In most cases, total disability means that for the first two years of Long-Term Disability, you must be unable to complete the regular or substantial duties of your own job – which is often called the “own occupation” test. After two years, you must be unable to satisfy the duties of any occupation for which you may be qualified by way of your education, training or experience – which is often called the “any occupation” test.
In most cases, you can qualify for Long-Term Disability Benefits if you have survived a stroke, so long-as you meet the definition of “total disability” within your disability insurance policy.
In Ontario, you can qualify for disability benefits if you are following a proper treatment plan and you satisfy the requirements of the definition of a “total disability” within the meaning of your disability insurance policy.
If the symptoms you experience after your stroke prevent you from engaging or completing the substantial duties of your employment and you meet the definition of “total disability” within your disability insurance policy you can qualify.
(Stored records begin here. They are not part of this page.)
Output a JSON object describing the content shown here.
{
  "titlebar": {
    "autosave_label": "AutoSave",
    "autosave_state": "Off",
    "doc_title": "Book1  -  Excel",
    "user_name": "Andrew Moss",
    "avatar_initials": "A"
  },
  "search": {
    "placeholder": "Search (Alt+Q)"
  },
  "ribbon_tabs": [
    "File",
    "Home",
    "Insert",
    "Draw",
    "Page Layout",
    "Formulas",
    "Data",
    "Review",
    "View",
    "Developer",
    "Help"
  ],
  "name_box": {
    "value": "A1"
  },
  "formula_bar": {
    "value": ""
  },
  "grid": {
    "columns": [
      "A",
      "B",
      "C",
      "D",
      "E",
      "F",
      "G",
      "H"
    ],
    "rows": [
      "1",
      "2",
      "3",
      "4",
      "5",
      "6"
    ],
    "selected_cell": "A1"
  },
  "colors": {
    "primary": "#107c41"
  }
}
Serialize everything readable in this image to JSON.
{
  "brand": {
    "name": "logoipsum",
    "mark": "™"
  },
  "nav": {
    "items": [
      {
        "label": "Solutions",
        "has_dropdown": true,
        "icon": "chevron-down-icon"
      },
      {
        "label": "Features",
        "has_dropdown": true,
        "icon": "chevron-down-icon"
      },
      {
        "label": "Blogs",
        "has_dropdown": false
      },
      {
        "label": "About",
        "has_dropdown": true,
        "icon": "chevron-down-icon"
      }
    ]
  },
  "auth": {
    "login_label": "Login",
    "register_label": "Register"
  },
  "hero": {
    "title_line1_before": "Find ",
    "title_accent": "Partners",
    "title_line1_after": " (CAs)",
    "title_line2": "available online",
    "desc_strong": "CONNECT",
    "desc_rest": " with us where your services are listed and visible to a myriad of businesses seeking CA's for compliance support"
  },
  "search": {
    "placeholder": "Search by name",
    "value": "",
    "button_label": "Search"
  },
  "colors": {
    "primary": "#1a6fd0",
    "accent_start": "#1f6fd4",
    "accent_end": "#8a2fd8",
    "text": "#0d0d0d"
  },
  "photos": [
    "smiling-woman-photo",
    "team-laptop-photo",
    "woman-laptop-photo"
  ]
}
Yes, talking to a disability lawyer about your case should always be free. At Camporese Lalande Disability Lawyers, we never charge anyone to talk to us about their case. We understand that another bill is the last thing you need while suffering and being cut-off disability.